Bankruptcy Information Sheet
(© Office of the United States Trustee, Revised 08/11)
Did you know that Bankruptcy Law is a Federal Law? Or that the concept has been around since Biblical times from the Book of Deuteronomy?
Our office is here to help you step by step through ALL chapters of bankruptcy available to both individuals and businesses. These chapters are:
- Chapter 7
- Chapter 9
- Chapter 11 (including the new Subchapter V for Small Businesses)
- Chapter 12
- Chapter 13
After discussing your financial situation with your attorney, as a team, you will be able to choose which chapter is the best option for you. Here is a brief description of each Chapter.
Chapter 7: Either individuals or businesses can file this chapter. It can complete wipe away your personal obligations for the debts that can be discharged. This chapter is sometimes called the “Clean Slate” chapter.
Chapter 9: This is not a common chapter as it is ONLY for governmental agencies which can be city or county municipalities. Currently, we are the only firm in southern Idaho who has successfully completed one of these cases.
Chapter 11: This chapter can be used by either an individual or business. This is what most people know as the “reorganization” bankruptcy such as filed by General Motors, several airlines, real estate development firms, and even individuals engaged in operating a business. You often must continue to provide a source of income throughout the duration of this bankruptcy, but can strategically sell off some assets to reduce and help restructure debts. This chapter you make a “plan” to inform creditors how you desire to make payments on the debts owed to them. This is either approved or denied by the creditors and Court.
Chapter 11 subsection V:
Chapter 12: This chapter is used for family farmers or family fisherman. Like a Chapter 11, it is a reorganization of the debt over a period of time but only those who have been farming or fishing over the previous 2 years prior to filing a bankruptcy. This chapter also includes filing a “plan” to let creditors know how you desire to pay back the debts owed.
Chapter 13: Is used ONLY for individuals. This is a payback plan based on your monthly household income and expenses. There will also an evaluation made as to how much will need to be paid into the “plan” based on your debt being paid during the term of your plan payments.
What Is a Bankruptcy Discharge and How Does It Operate?
One of the reasons people file bankruptcy is to get a “discharge.” A discharge is a court order which states that you do not have to pay most of your debts. Some debts cannot be discharged. For example, you cannot discharge debts for–

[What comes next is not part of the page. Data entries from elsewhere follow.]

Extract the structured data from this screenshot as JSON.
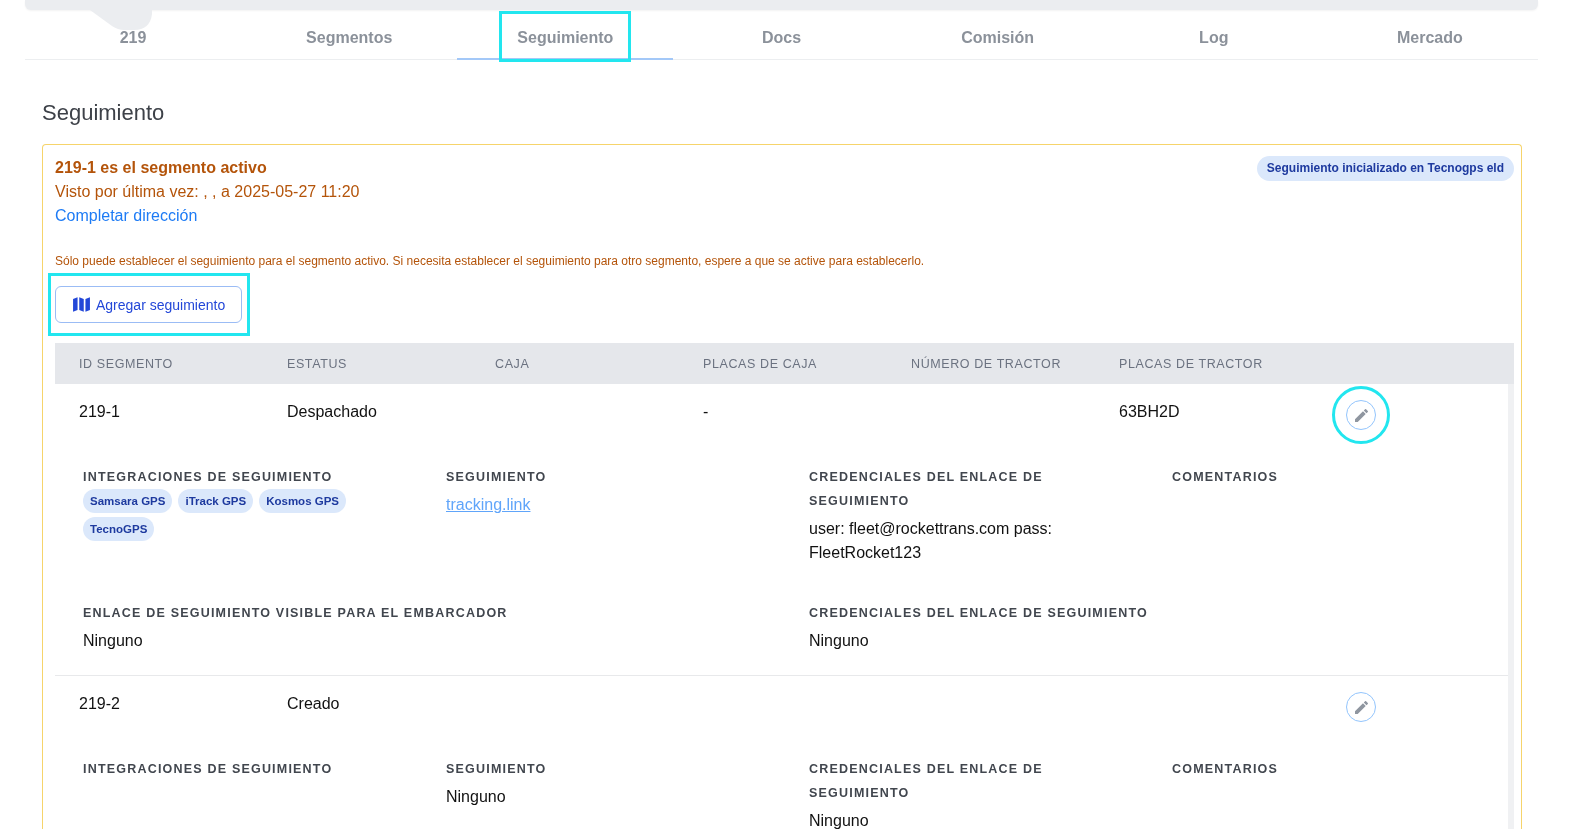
{
  "tabs": [
    {
      "label": "219",
      "selected": false,
      "highlighted": false
    },
    {
      "label": "Segmentos",
      "selected": false,
      "highlighted": false
    },
    {
      "label": "Seguimiento",
      "selected": true,
      "highlighted": true
    },
    {
      "label": "Docs",
      "selected": false,
      "highlighted": false
    },
    {
      "label": "Comisión",
      "selected": false,
      "highlighted": false
    },
    {
      "label": "Log",
      "selected": false,
      "highlighted": false
    },
    {
      "label": "Mercado",
      "selected": false,
      "highlighted": false
    }
  ],
  "section_title": "Seguimiento",
  "tracking_panel": {
    "title": "219-1 es el segmento activo",
    "last_seen": "Visto por última vez: , , a 2025-05-27 11:20",
    "complete_address_link": "Completar dirección",
    "status_badge": "Seguimiento inicializado en Tecnogps eld",
    "notice": "Sólo puede establecer el seguimiento para el segmento activo. Si necesita establecer el seguimiento para otro segmento, espere a que se active para establecerlo.",
    "add_button": {
      "label": "Agregar seguimiento",
      "highlighted": true
    },
    "table": {
      "columns": [
        "ID SEGMENTO",
        "ESTATUS",
        "CAJA",
        "PLACAS DE CAJA",
        "NÚMERO DE TRACTOR",
        "PLACAS DE TRACTOR"
      ],
      "rows": [
        {
          "segment_id": "219-1",
          "status": "Despachado",
          "box_plates": "-",
          "tractor_plates": "63BH2D",
          "edit_button": {
            "highlighted": true
          },
          "details": [
            {
              "kind": "tags",
              "label": "INTEGRACIONES DE SEGUIMIENTO",
              "tags": [
                "Samsara GPS",
                "iTrack GPS",
                "Kosmos GPS",
                "TecnoGPS"
              ]
            },
            {
              "kind": "link",
              "label": "SEGUIMIENTO",
              "value": "tracking.link"
            },
            {
              "kind": "text",
              "label": "CREDENCIALES DEL ENLACE DE SEGUIMIENTO",
              "value": "user: fleet@rockettrans.com pass: FleetRocket123"
            },
            {
              "kind": "text",
              "label": "COMENTARIOS"
            }
          ],
          "extra_details": [
            {
              "label": "ENLACE DE SEGUIMIENTO VISIBLE PARA EL EMBARCADOR",
              "value": "Ninguno"
            },
            {
              "label": "CREDENCIALES DEL ENLACE DE SEGUIMIENTO",
              "value": "Ninguno"
            }
          ]
        },
        {
          "segment_id": "219-2",
          "status": "Creado",
          "edit_button": {
            "highlighted": false
          },
          "details": [
            {
              "kind": "tags",
              "label": "INTEGRACIONES DE SEGUIMIENTO"
            },
            {
              "kind": "text",
              "label": "SEGUIMIENTO",
              "value": "Ninguno"
            },
            {
              "kind": "text",
              "label": "CREDENCIALES DEL ENLACE DE SEGUIMIENTO",
              "value": "Ninguno"
            },
            {
              "kind": "text",
              "label": "COMENTARIOS"
            }
          ]
        }
      ]
    }
  }
}
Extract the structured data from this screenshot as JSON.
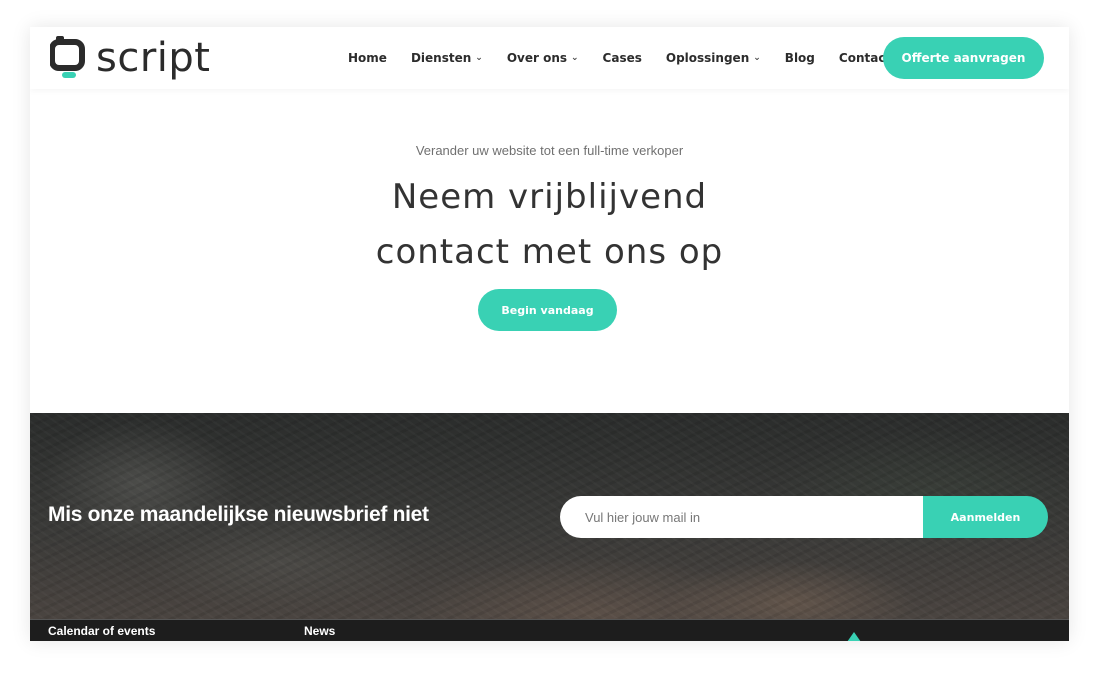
{
  "brand": {
    "logo_text": "script",
    "accent_color": "#39d1b4"
  },
  "nav": {
    "items": [
      {
        "label": "Home",
        "has_dropdown": false
      },
      {
        "label": "Diensten",
        "has_dropdown": true
      },
      {
        "label": "Over ons",
        "has_dropdown": true
      },
      {
        "label": "Cases",
        "has_dropdown": false
      },
      {
        "label": "Oplossingen",
        "has_dropdown": true
      },
      {
        "label": "Blog",
        "has_dropdown": false
      },
      {
        "label": "Contact",
        "has_dropdown": false
      }
    ],
    "dropdown_icon": "chevron-down-icon",
    "cta_label": "Offerte aanvragen"
  },
  "hero": {
    "subtitle": "Verander uw website tot een full-time verkoper",
    "title_line1": "Neem vrijblijvend",
    "title_line2": "contact met ons op",
    "button_label": "Begin vandaag"
  },
  "newsletter": {
    "title": "Mis onze maandelijkse nieuwsbrief niet",
    "input_placeholder": "Vul hier jouw mail in",
    "input_value": "",
    "button_label": "Aanmelden"
  },
  "footer": {
    "col1_title": "Calendar of events",
    "col2_title": "News"
  }
}
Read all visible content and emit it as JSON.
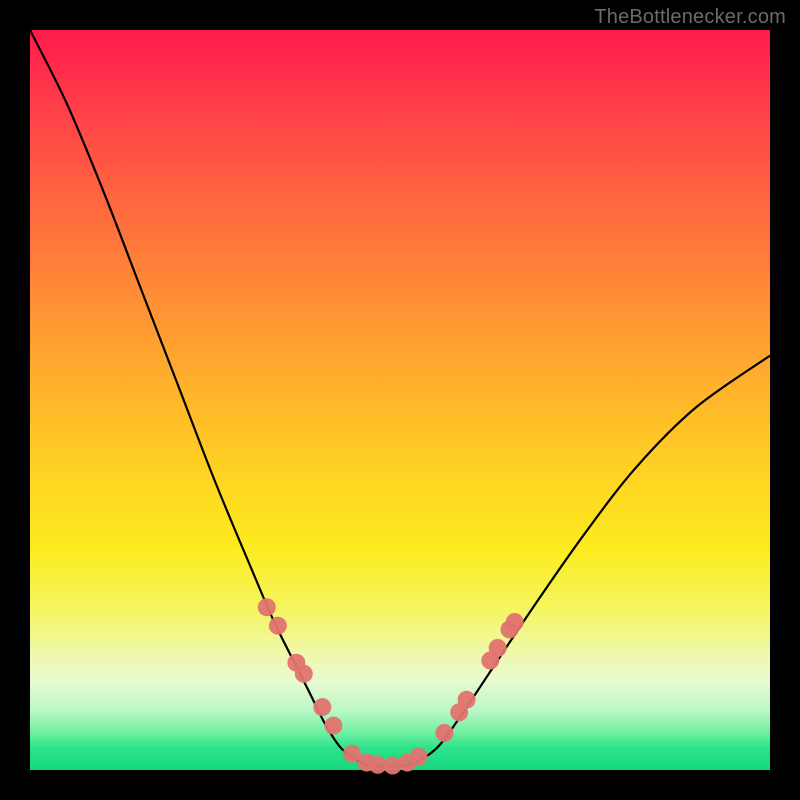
{
  "watermark": "TheBottlenecker.com",
  "chart_data": {
    "type": "line",
    "title": "",
    "xlabel": "",
    "ylabel": "",
    "xlim": [
      0,
      1
    ],
    "ylim": [
      0,
      1
    ],
    "series": [
      {
        "name": "bottleneck-curve",
        "x": [
          0.0,
          0.05,
          0.1,
          0.15,
          0.2,
          0.25,
          0.3,
          0.33,
          0.36,
          0.38,
          0.4,
          0.42,
          0.44,
          0.46,
          0.48,
          0.5,
          0.52,
          0.55,
          0.58,
          0.62,
          0.68,
          0.75,
          0.82,
          0.9,
          1.0
        ],
        "y": [
          1.0,
          0.9,
          0.78,
          0.65,
          0.52,
          0.39,
          0.27,
          0.2,
          0.14,
          0.1,
          0.06,
          0.03,
          0.015,
          0.005,
          0.005,
          0.005,
          0.01,
          0.03,
          0.07,
          0.13,
          0.22,
          0.32,
          0.41,
          0.49,
          0.56
        ]
      }
    ],
    "markers": {
      "name": "compatibility-markers",
      "color": "#e2736f",
      "points": [
        {
          "x": 0.32,
          "y": 0.22
        },
        {
          "x": 0.335,
          "y": 0.195
        },
        {
          "x": 0.36,
          "y": 0.145
        },
        {
          "x": 0.37,
          "y": 0.13
        },
        {
          "x": 0.395,
          "y": 0.085
        },
        {
          "x": 0.41,
          "y": 0.06
        },
        {
          "x": 0.435,
          "y": 0.022
        },
        {
          "x": 0.455,
          "y": 0.01
        },
        {
          "x": 0.47,
          "y": 0.007
        },
        {
          "x": 0.49,
          "y": 0.006
        },
        {
          "x": 0.51,
          "y": 0.01
        },
        {
          "x": 0.525,
          "y": 0.018
        },
        {
          "x": 0.56,
          "y": 0.05
        },
        {
          "x": 0.58,
          "y": 0.078
        },
        {
          "x": 0.59,
          "y": 0.095
        },
        {
          "x": 0.622,
          "y": 0.148
        },
        {
          "x": 0.632,
          "y": 0.165
        },
        {
          "x": 0.648,
          "y": 0.19
        },
        {
          "x": 0.655,
          "y": 0.2
        }
      ]
    },
    "gradient_stops": [
      {
        "pos": 0.0,
        "color": "#ff1a4b"
      },
      {
        "pos": 0.5,
        "color": "#ffd322"
      },
      {
        "pos": 0.8,
        "color": "#f5f55e"
      },
      {
        "pos": 1.0,
        "color": "#17d880"
      }
    ]
  }
}
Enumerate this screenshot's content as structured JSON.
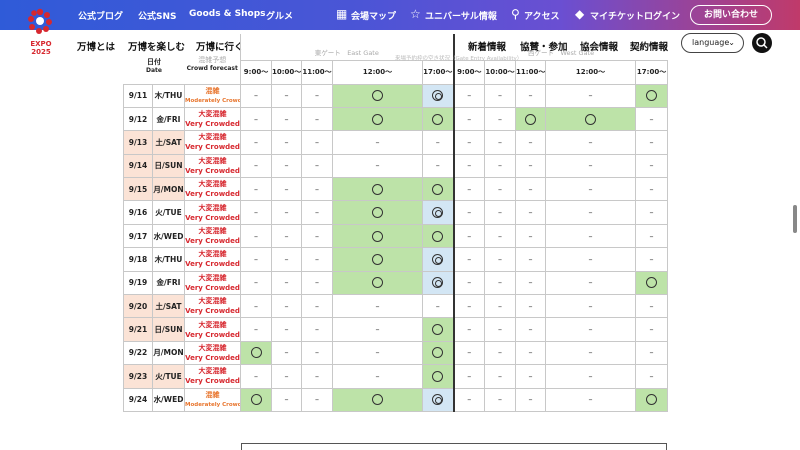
{
  "top_nav": {
    "links": [
      "公式ブログ",
      "公式SNS",
      "Goods & Shops",
      "グルメ"
    ],
    "right_links": [
      "会場マップ",
      "ユニバーサル情報",
      "アクセス",
      "マイチケットログイン"
    ],
    "contact": "お問い合わせ"
  },
  "logo": {
    "line1": "EXPO",
    "line2": "2025"
  },
  "second_nav": {
    "items": [
      "万博とは",
      "万博を楽しむ",
      "万博に行く",
      "新着情報",
      "協賛・参加",
      "協会情報",
      "契約情報"
    ],
    "language": "language"
  },
  "table": {
    "faded_title": "来場予約枠の空き状況（Gate Entry Availability）",
    "header": {
      "date_ja": "日付",
      "date_en": "Date",
      "crowd_ja": "混雑予想",
      "crowd_en": "Crowd forecast",
      "east_gate": "東ゲート　East Gate",
      "west_gate": "西ゲート　West Gate",
      "slots": [
        "9:00〜",
        "10:00〜",
        "11:00〜",
        "12:00〜",
        "17:00〜",
        "9:00〜",
        "10:00〜",
        "11:00〜",
        "12:00〜",
        "17:00〜"
      ]
    },
    "dash": "–",
    "rows": [
      {
        "date": "9/11",
        "dow": "木/THU",
        "crowd_ja": "混雑",
        "crowd_en": "Moderately Crowded",
        "mod": true,
        "wk": false,
        "cells": [
          "-",
          "-",
          "-",
          "G",
          "D",
          "-",
          "-",
          "-",
          "-",
          "G"
        ]
      },
      {
        "date": "9/12",
        "dow": "金/FRI",
        "crowd_ja": "大変混雑",
        "crowd_en": "Very Crowded",
        "mod": false,
        "wk": false,
        "cells": [
          "-",
          "-",
          "-",
          "G",
          "G",
          "-",
          "-",
          "G",
          "G",
          "-"
        ]
      },
      {
        "date": "9/13",
        "dow": "土/SAT",
        "crowd_ja": "大変混雑",
        "crowd_en": "Very Crowded",
        "mod": false,
        "wk": true,
        "cells": [
          "-",
          "-",
          "-",
          "-",
          "-",
          "-",
          "-",
          "-",
          "-",
          "-"
        ]
      },
      {
        "date": "9/14",
        "dow": "日/SUN",
        "crowd_ja": "大変混雑",
        "crowd_en": "Very Crowded",
        "mod": false,
        "wk": true,
        "cells": [
          "-",
          "-",
          "-",
          "-",
          "-",
          "-",
          "-",
          "-",
          "-",
          "-"
        ]
      },
      {
        "date": "9/15",
        "dow": "月/MON",
        "crowd_ja": "大変混雑",
        "crowd_en": "Very Crowded",
        "mod": false,
        "wk": true,
        "cells": [
          "-",
          "-",
          "-",
          "G",
          "G",
          "-",
          "-",
          "-",
          "-",
          "-"
        ]
      },
      {
        "date": "9/16",
        "dow": "火/TUE",
        "crowd_ja": "大変混雑",
        "crowd_en": "Very Crowded",
        "mod": false,
        "wk": false,
        "cells": [
          "-",
          "-",
          "-",
          "G",
          "D",
          "-",
          "-",
          "-",
          "-",
          "-"
        ]
      },
      {
        "date": "9/17",
        "dow": "水/WED",
        "crowd_ja": "大変混雑",
        "crowd_en": "Very Crowded",
        "mod": false,
        "wk": false,
        "cells": [
          "-",
          "-",
          "-",
          "G",
          "G",
          "-",
          "-",
          "-",
          "-",
          "-"
        ]
      },
      {
        "date": "9/18",
        "dow": "木/THU",
        "crowd_ja": "大変混雑",
        "crowd_en": "Very Crowded",
        "mod": false,
        "wk": false,
        "cells": [
          "-",
          "-",
          "-",
          "G",
          "D",
          "-",
          "-",
          "-",
          "-",
          "-"
        ]
      },
      {
        "date": "9/19",
        "dow": "金/FRI",
        "crowd_ja": "大変混雑",
        "crowd_en": "Very Crowded",
        "mod": false,
        "wk": false,
        "cells": [
          "-",
          "-",
          "-",
          "G",
          "D",
          "-",
          "-",
          "-",
          "-",
          "G"
        ]
      },
      {
        "date": "9/20",
        "dow": "土/SAT",
        "crowd_ja": "大変混雑",
        "crowd_en": "Very Crowded",
        "mod": false,
        "wk": true,
        "cells": [
          "-",
          "-",
          "-",
          "-",
          "-",
          "-",
          "-",
          "-",
          "-",
          "-"
        ]
      },
      {
        "date": "9/21",
        "dow": "日/SUN",
        "crowd_ja": "大変混雑",
        "crowd_en": "Very Crowded",
        "mod": false,
        "wk": true,
        "cells": [
          "-",
          "-",
          "-",
          "-",
          "G",
          "-",
          "-",
          "-",
          "-",
          "-"
        ]
      },
      {
        "date": "9/22",
        "dow": "月/MON",
        "crowd_ja": "大変混雑",
        "crowd_en": "Very Crowded",
        "mod": false,
        "wk": false,
        "cells": [
          "G",
          "-",
          "-",
          "-",
          "G",
          "-",
          "-",
          "-",
          "-",
          "-"
        ]
      },
      {
        "date": "9/23",
        "dow": "火/TUE",
        "crowd_ja": "大変混雑",
        "crowd_en": "Very Crowded",
        "mod": false,
        "wk": true,
        "cells": [
          "-",
          "-",
          "-",
          "-",
          "G",
          "-",
          "-",
          "-",
          "-",
          "-"
        ]
      },
      {
        "date": "9/24",
        "dow": "水/WED",
        "crowd_ja": "混雑",
        "crowd_en": "Moderately Crowded",
        "mod": true,
        "wk": false,
        "cells": [
          "G",
          "-",
          "-",
          "G",
          "D",
          "-",
          "-",
          "-",
          "-",
          "G"
        ]
      }
    ]
  },
  "colors": {
    "available": "#bde3a8",
    "plenty": "#d3e6f4",
    "holiday": "#fbe3d6",
    "accent": "#d7282f"
  }
}
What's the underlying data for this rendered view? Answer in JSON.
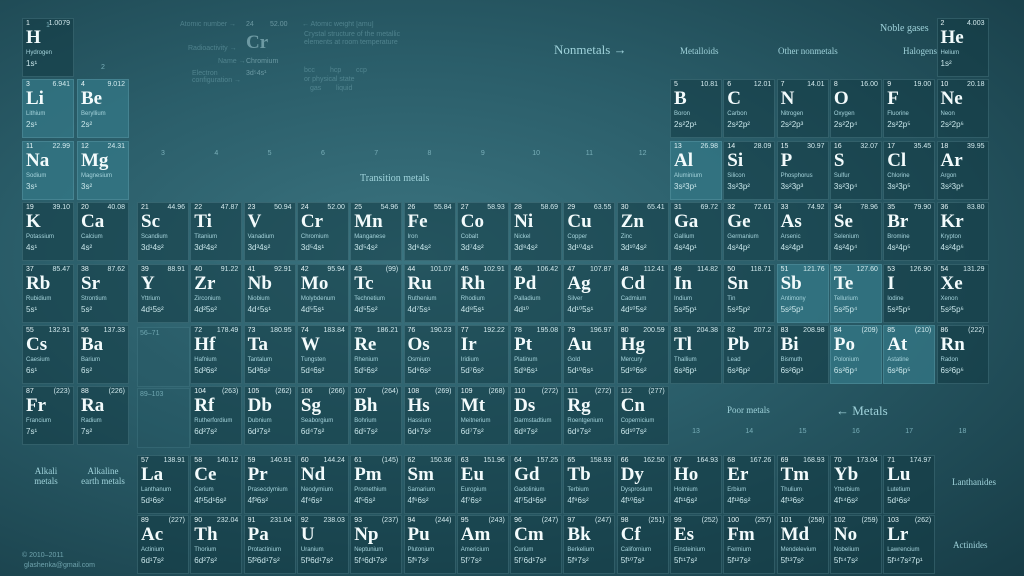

- most taxes;
- child support;
- most student loans;
- court fines and criminal restitution; and
- personal injury caused by driving drunk or under the influence of drugs.
The discharge only applies to debts that arose before the date you filed. Also, if the judge finds that you received money or property by fraud, that debt may not be discharged.
It is important to list all your property and debts in your bankruptcy schedules. If you do not list a debt, for example, it is possible the debt will not be discharged. The judge can also deny your discharge if you do something dishonest in connection with your bankruptcy case, such as destroy or hide property, falsify records, or lie, or if you disobey a court order.
You can only receive a chapter 7 discharge once every eight years. Other rules may apply if you previously received a discharge in a chapter 13 case. No one can make you pay a debt that has been discharged, but you can voluntarily pay any debt you wish to pay. You do not have to sign a reaffirmation agreement (see below) or any other kind of document to do this.
Some creditors hold a secured claim (for example, the bank that holds the mortgage on your house or the loan company that has a lien on your car). You do not have to pay a secured claim if the debt is discharged, but the creditor can still take the property.
What Is a Reaffirmation Agreement?
Even if a debt can be discharged, you may have special reasons why you want to promise to pay it. For example, you may want to work out a plan with the bank to keep your car. To promise to pay that debt, you must sign and file a reaffirmation agreement with the court. Reaffirmation agreements are under special rules and are voluntary. They are not required by bankruptcy law or by any other law. Reaffirmation agreements–
- must be voluntary;
- must not place too heavy a burden on you or your family;
- must be in your best interest; and
- can be canceled anytime before the court issues your discharge or within 60 days after the agreement is filed with the court, whichever gives you the most time.
If you are an individual and you are not represented by an attorney, the court must hold a hearing to decide whether to approve the reaffirmation agreement. The agreement will not be legally binding until the court approves it.
If you reaffirm a debt and then fail to pay it, you owe the debt the same as though there was no bankruptcy. The debt will not be discharged and the creditor can take action to recover any property on which it has a lien or mortgage. The creditor can also take legal action to recover a judgment against you.
IF YOU WANT MORE INFORMATION OR HAVE ANY QUESTIONS ABOUT HOW THE BANKRUPTCY LAWS AFFECT YOU, YOU MAY NEED LEGAL ADVICE. THE TRUSTEE IN YOUR CASE IS NOT RESPONSIBLE FOR GIVING YOU LEGAL ADVICE.